Therefore, while we can say quite confidently that for most of the  20th Century sea level rise could not have been above 1.7mm/year, as stated in Climate Change Risks to Australia’s Coast, we cannot rely on data from only one or two stations.  I have therefore plotted graphs of the mean from 1959 (when 4 sites became available) and 1966 (10 sites), to show trends over 52 and 45 years respectively.

1.15 or 1.2mm/year?

Compare this with the 1991-2010 graph for all 19 sites:


But what happens if we start from a different year?  Try 1988:


Alright, that’s cherry picking, I started from a high point.  Try 1987 instead:

2.63mm/yr – which is still a far cry from 3.8mm/year!

A lot depends on the start year!  For another example, here’s another 20 year period of rapid sea level rise: 1938-1957

4.5mm per year!   That’s much more than 1991-2010.

Another thing to remember is that the mean tells you nothing about local conditions, and sea level is all about local conditions.   High tide is far more significant.

Let’s compare this with Ocean Heat Content (OHC):

 Note the rises in 2003-04 and 2007-08- matches the mean graph, but not trending up.

And finally, the 1966-2010 graph of MSL and scaled SOI (monthly values/ 100).

The relationship is pretty obvious.


Sea level has been rising gradually since records began.

Interdecadal variability is highly visible.  SOI is a major influence on sea level.

The rapid rise of the late 1990s is not unusual- it was more rapid 1938-1957.  Any projections based on this short period are therefore spurious. There is no recent acceleration.

The longer the record, the lower the trend.

3.1mm/year rise has been achieved- in the 20 years since 1991.  5mm/year was almost reached 1938-57, but is almost double the trend since 1987.

10mm per year is more than 2.6 times the trend since 1991, and 8 times the trend of the last 50 years!  That’s a lot of glaciers and ice sheets to melt, and a lot of ocean heat content!

There is nothing to indicate that the long term average sea level rise of 1.2 – 1.7mm per year (with periodic increase and decrease with the SOI) should not continue for the foreseeable future.  Anything more is speculation.  As BOM says in its NTC Report:

Sea level and climate can fluctuate about a long-term climatological mean from one decade to the next. The project to date is only just beginning to span two complete decades, so it is important to recognise that the sea level change observed over this time is largely a measure of decadal variability. Continued monitoring is needed to quantify the longer-term trend that is associated with climate change.

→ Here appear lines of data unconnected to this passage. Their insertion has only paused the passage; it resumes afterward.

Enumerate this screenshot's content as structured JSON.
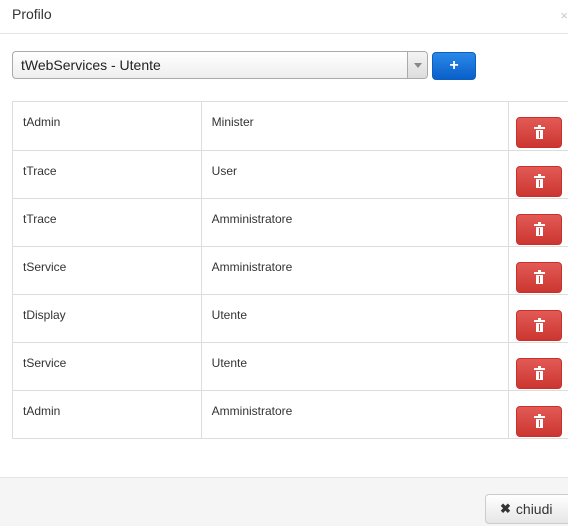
{
  "modal": {
    "title": "Profilo",
    "close_glyph": "×"
  },
  "selector": {
    "value": "tWebServices - Utente"
  },
  "add_button": {
    "icon": "plus-icon",
    "glyph": "+",
    "color": "#0a5fc9"
  },
  "rows": [
    {
      "service": "tAdmin",
      "role": "Minister"
    },
    {
      "service": "tTrace",
      "role": "User"
    },
    {
      "service": "tTrace",
      "role": "Amministratore"
    },
    {
      "service": "tService",
      "role": "Amministratore"
    },
    {
      "service": "tDisplay",
      "role": "Utente"
    },
    {
      "service": "tService",
      "role": "Utente"
    },
    {
      "service": "tAdmin",
      "role": "Amministratore"
    }
  ],
  "delete_button": {
    "icon": "trash-icon",
    "color": "#d9443f"
  },
  "footer": {
    "close_label": "chiudi",
    "close_icon": "x-icon",
    "close_glyph": "✖"
  }
}
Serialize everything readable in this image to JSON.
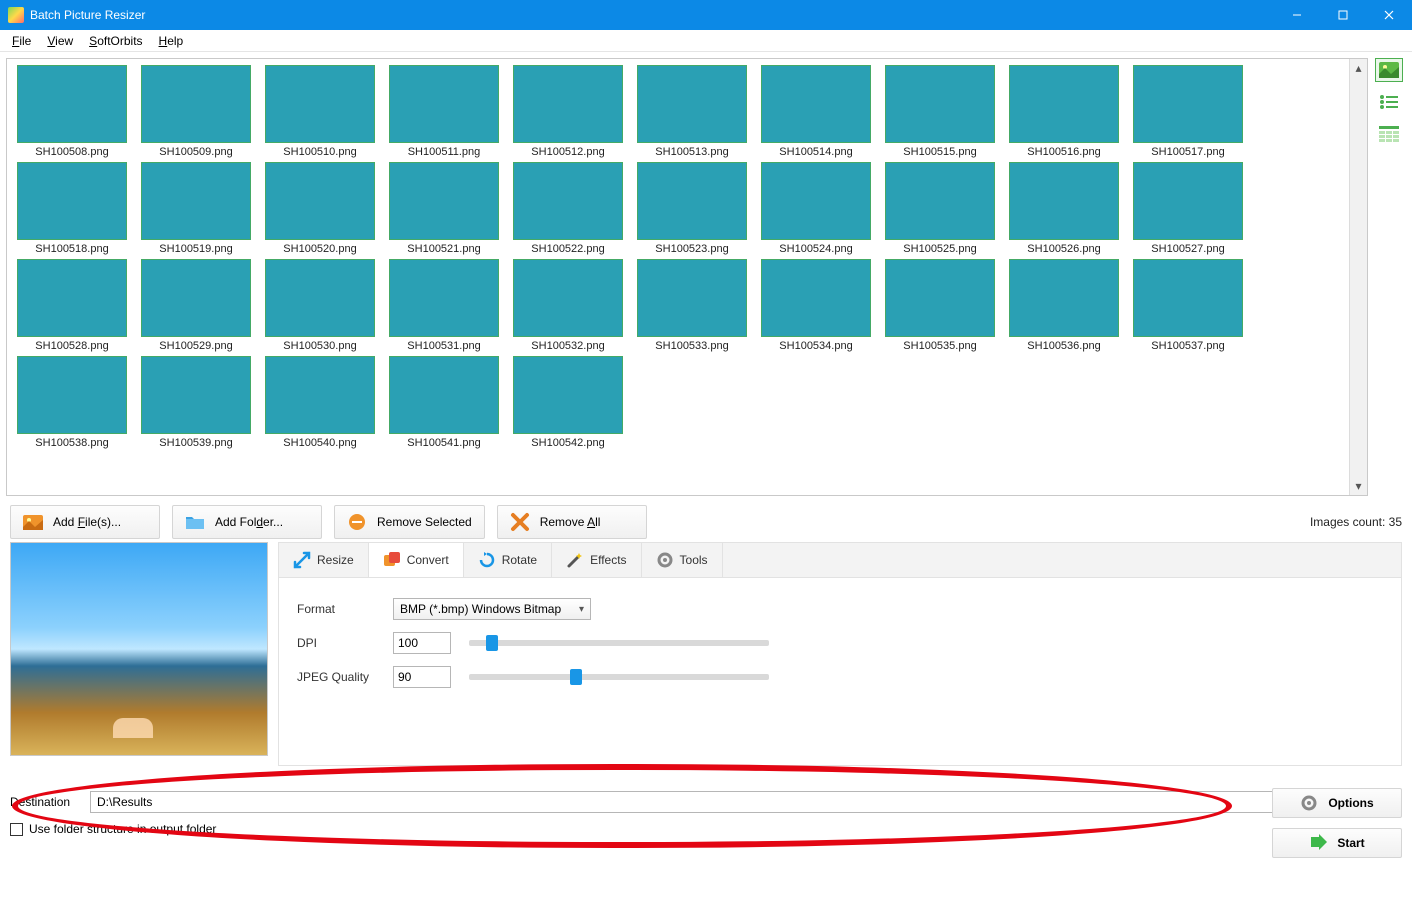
{
  "window": {
    "title": "Batch Picture Resizer"
  },
  "menu": {
    "file": "File",
    "view": "View",
    "softorbits": "SoftOrbits",
    "help": "Help"
  },
  "thumbnails": [
    {
      "name": "SH100508.png",
      "cls": "beach"
    },
    {
      "name": "SH100509.png",
      "cls": "sky"
    },
    {
      "name": "SH100510.png",
      "cls": "beach2"
    },
    {
      "name": "SH100511.png",
      "cls": "beach"
    },
    {
      "name": "SH100512.png",
      "cls": "beach"
    },
    {
      "name": "SH100513.png",
      "cls": "beach2"
    },
    {
      "name": "SH100514.png",
      "cls": "beach2"
    },
    {
      "name": "SH100515.png",
      "cls": "pier"
    },
    {
      "name": "SH100516.png",
      "cls": "water"
    },
    {
      "name": "SH100517.png",
      "cls": "water2"
    },
    {
      "name": "SH100518.png",
      "cls": "water"
    },
    {
      "name": "SH100519.png",
      "cls": "water2"
    },
    {
      "name": "SH100520.png",
      "cls": "water"
    },
    {
      "name": "SH100521.png",
      "cls": "water2"
    },
    {
      "name": "SH100522.png",
      "cls": "water"
    },
    {
      "name": "SH100523.png",
      "cls": "water2"
    },
    {
      "name": "SH100524.png",
      "cls": "water"
    },
    {
      "name": "SH100525.png",
      "cls": "water2"
    },
    {
      "name": "SH100526.png",
      "cls": "water"
    },
    {
      "name": "SH100527.png",
      "cls": "water2"
    },
    {
      "name": "SH100528.png",
      "cls": "water"
    },
    {
      "name": "SH100529.png",
      "cls": "pier"
    },
    {
      "name": "SH100530.png",
      "cls": "people"
    },
    {
      "name": "SH100531.png",
      "cls": "people"
    },
    {
      "name": "SH100532.png",
      "cls": "reef"
    },
    {
      "name": "SH100533.png",
      "cls": "reef"
    },
    {
      "name": "SH100534.png",
      "cls": "people"
    },
    {
      "name": "SH100535.png",
      "cls": "people"
    },
    {
      "name": "SH100536.png",
      "cls": "shore"
    },
    {
      "name": "SH100537.png",
      "cls": "people"
    },
    {
      "name": "SH100538.png",
      "cls": "people"
    },
    {
      "name": "SH100539.png",
      "cls": "people"
    },
    {
      "name": "SH100540.png",
      "cls": "reef"
    },
    {
      "name": "SH100541.png",
      "cls": "water"
    },
    {
      "name": "SH100542.png",
      "cls": "water2"
    }
  ],
  "toolbar": {
    "add_files": "Add File(s)...",
    "add_folder": "Add Folder...",
    "remove_selected": "Remove Selected",
    "remove_all": "Remove All",
    "images_count_label": "Images count: 35"
  },
  "tabs": {
    "resize": "Resize",
    "convert": "Convert",
    "rotate": "Rotate",
    "effects": "Effects",
    "tools": "Tools"
  },
  "convert": {
    "format_label": "Format",
    "format_value": "BMP (*.bmp) Windows Bitmap",
    "dpi_label": "DPI",
    "dpi_value": "100",
    "dpi_slider_pct": 6,
    "jpeg_label": "JPEG Quality",
    "jpeg_value": "90",
    "jpeg_slider_pct": 35
  },
  "destination": {
    "label": "Destination",
    "value": "D:\\Results",
    "use_folder_structure": "Use folder structure in output folder"
  },
  "actions": {
    "options": "Options",
    "start": "Start"
  },
  "colors": {
    "accent": "#0c89e6",
    "start_green": "#3db84a",
    "anno_red": "#e30613"
  }
}
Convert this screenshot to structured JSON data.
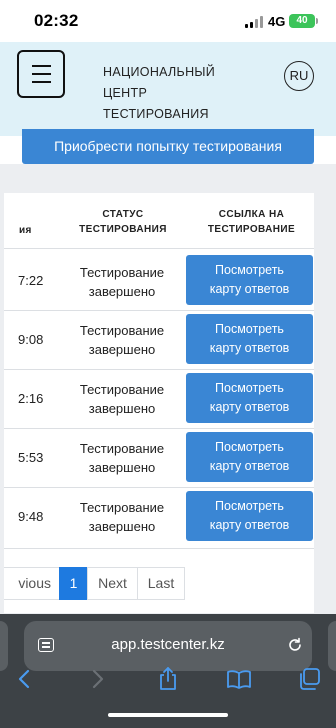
{
  "status_bar": {
    "time": "02:32",
    "network": "4G",
    "battery": "40"
  },
  "header": {
    "menu_icon": "hamburger-icon",
    "brand_lines": [
      "НАЦИОНАЛЬНЫЙ",
      "ЦЕНТР",
      "ТЕСТИРОВАНИЯ"
    ],
    "language": "RU"
  },
  "buy_button_label": "Приобрести попытку тестирования",
  "table": {
    "headers": {
      "time_partial": "ия",
      "status_line1": "СТАТУС",
      "status_line2": "ТЕСТИРОВАНИЯ",
      "link_line1": "ССЫЛКА НА",
      "link_line2": "ТЕСТИРОВАНИЕ"
    },
    "rows": [
      {
        "time": "7:22",
        "status_line1": "Тестирование",
        "status_line2": "завершено",
        "button_line1": "Посмотреть",
        "button_line2": "карту ответов"
      },
      {
        "time": "9:08",
        "status_line1": "Тестирование",
        "status_line2": "завершено",
        "button_line1": "Посмотреть",
        "button_line2": "карту ответов"
      },
      {
        "time": "2:16",
        "status_line1": "Тестирование",
        "status_line2": "завершено",
        "button_line1": "Посмотреть",
        "button_line2": "карту ответов"
      },
      {
        "time": "5:53",
        "status_line1": "Тестирование",
        "status_line2": "завершено",
        "button_line1": "Посмотреть",
        "button_line2": "карту ответов"
      },
      {
        "time": "9:48",
        "status_line1": "Тестирование",
        "status_line2": "завершено",
        "button_line1": "Посмотреть",
        "button_line2": "карту ответов"
      }
    ]
  },
  "pagination": {
    "previous": "vious",
    "current": "1",
    "next": "Next",
    "last": "Last"
  },
  "browser": {
    "url": "app.testcenter.kz",
    "icons": [
      "page-settings-icon",
      "reload-icon",
      "back-icon",
      "forward-icon",
      "share-icon",
      "bookmarks-icon",
      "tabs-icon"
    ]
  },
  "colors": {
    "accent": "#3a86d4",
    "header_bg": "#dff1f8",
    "active_page": "#1e7ae0",
    "browser_bar": "#3d4246"
  }
}
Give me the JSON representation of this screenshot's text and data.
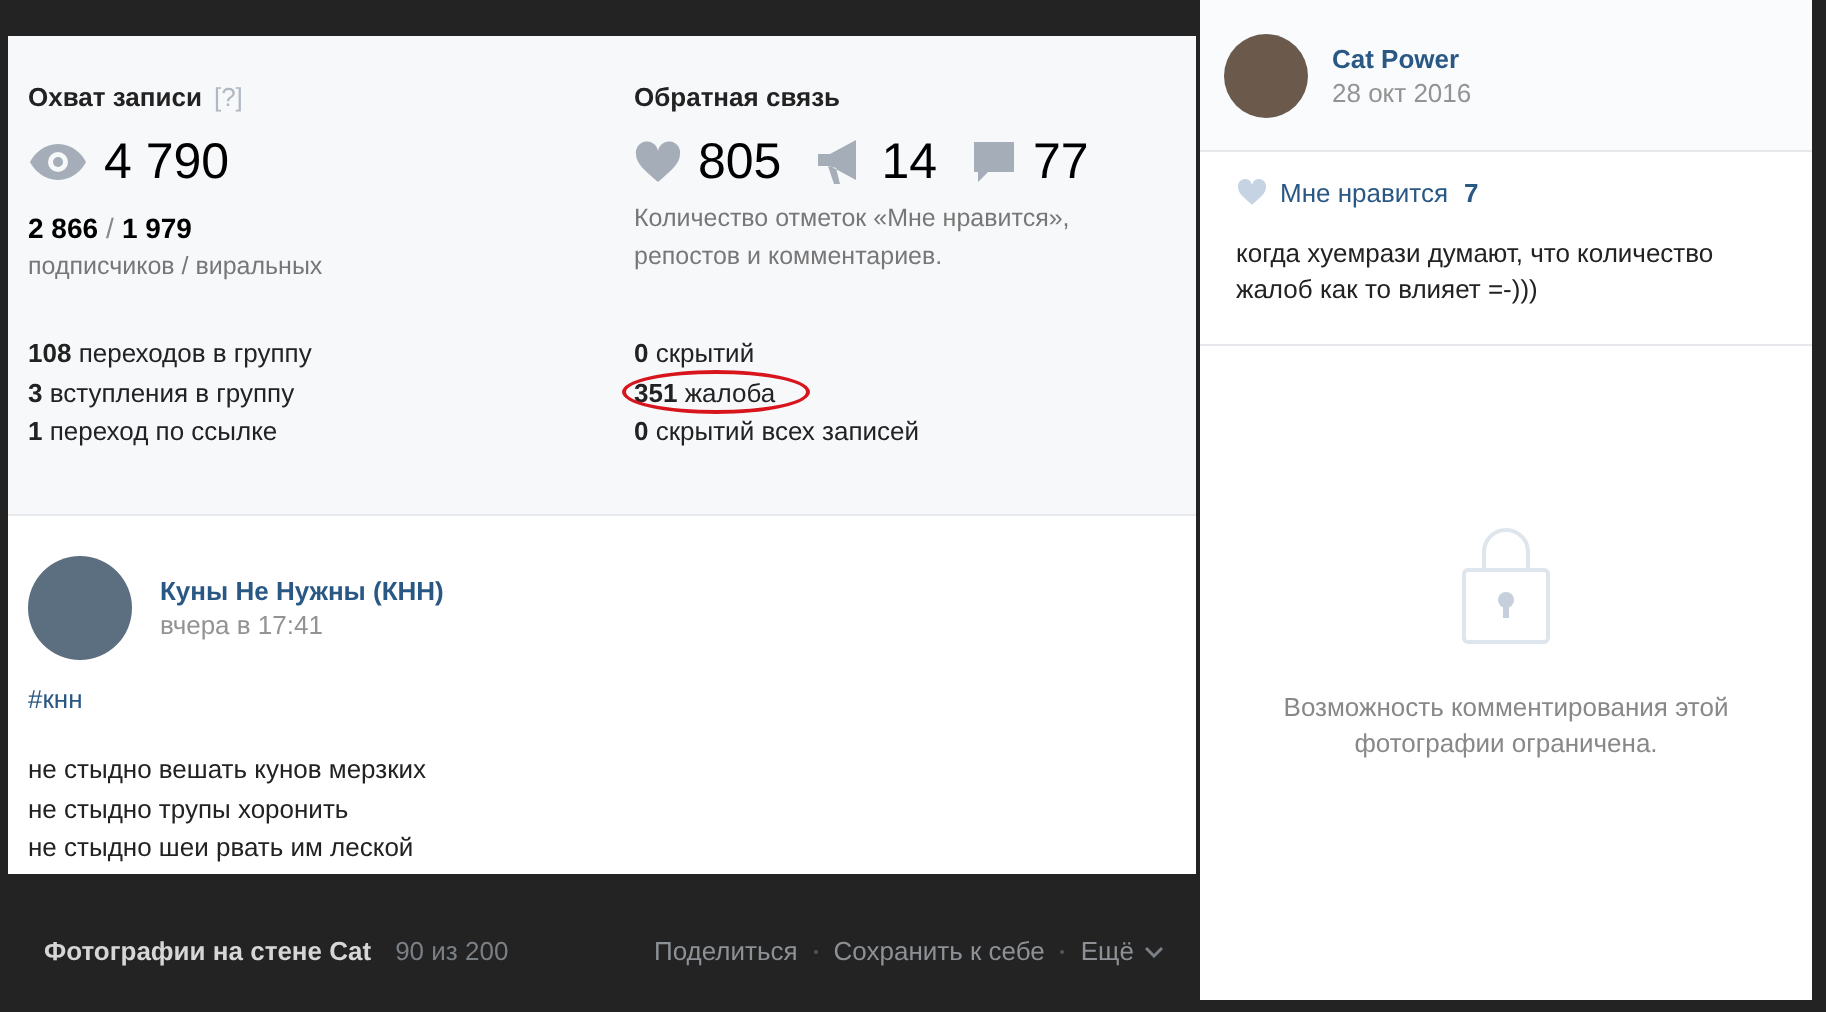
{
  "photo": {
    "reach": {
      "title": "Охват записи",
      "help": "[?]",
      "views": "4 790",
      "subscribers": "2 866",
      "separator": "/",
      "viral": "1 979",
      "caption": "подписчиков / виральных"
    },
    "feedback": {
      "title": "Обратная связь",
      "likes": "805",
      "reposts": "14",
      "comments": "77",
      "caption": "Количество отметок «Мне нравится», репостов и комментариев."
    },
    "group_stats": [
      {
        "text": "**108** переходов в группу",
        "circled": false
      },
      {
        "text": "**3** вступления в группу",
        "circled": false
      },
      {
        "text": "**1** переход по ссылке",
        "circled": false
      }
    ],
    "feedback_stats": [
      {
        "text": "**0** скрытий",
        "circled": false
      },
      {
        "text": "**351** жалоба",
        "circled": true
      },
      {
        "text": "**0** скрытий всех записей",
        "circled": false
      }
    ],
    "post": {
      "author": "Куны Не Нужны (КНН)",
      "time": "вчера в 17:41",
      "hashtag": "#кнн",
      "lines": [
        "не стыдно вешать кунов мерзких",
        "не стыдно трупы хоронить",
        "не стыдно шеи рвать им леской"
      ]
    }
  },
  "footer": {
    "album": "Фотографии на стене Cat",
    "counter": "90 из 200",
    "actions": [
      {
        "label": "Поделиться",
        "kind": "link"
      },
      {
        "label": "Сохранить к себе",
        "kind": "link"
      },
      {
        "label": "Ещё",
        "kind": "menu"
      }
    ]
  },
  "sidebar": {
    "owner": {
      "name": "Cat Power",
      "date": "28 окт 2016"
    },
    "likes": {
      "label": "Мне нравится",
      "count": "7",
      "liked": false
    },
    "description": "когда хуемрази думают, что количество жалоб как то влияет =-)))",
    "notice": "Возможность комментирования этой фотографии ограничена."
  }
}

We hope that Dr Jones and his team don’t hear about this- they’ll correct, adjust, and homogenise for sure!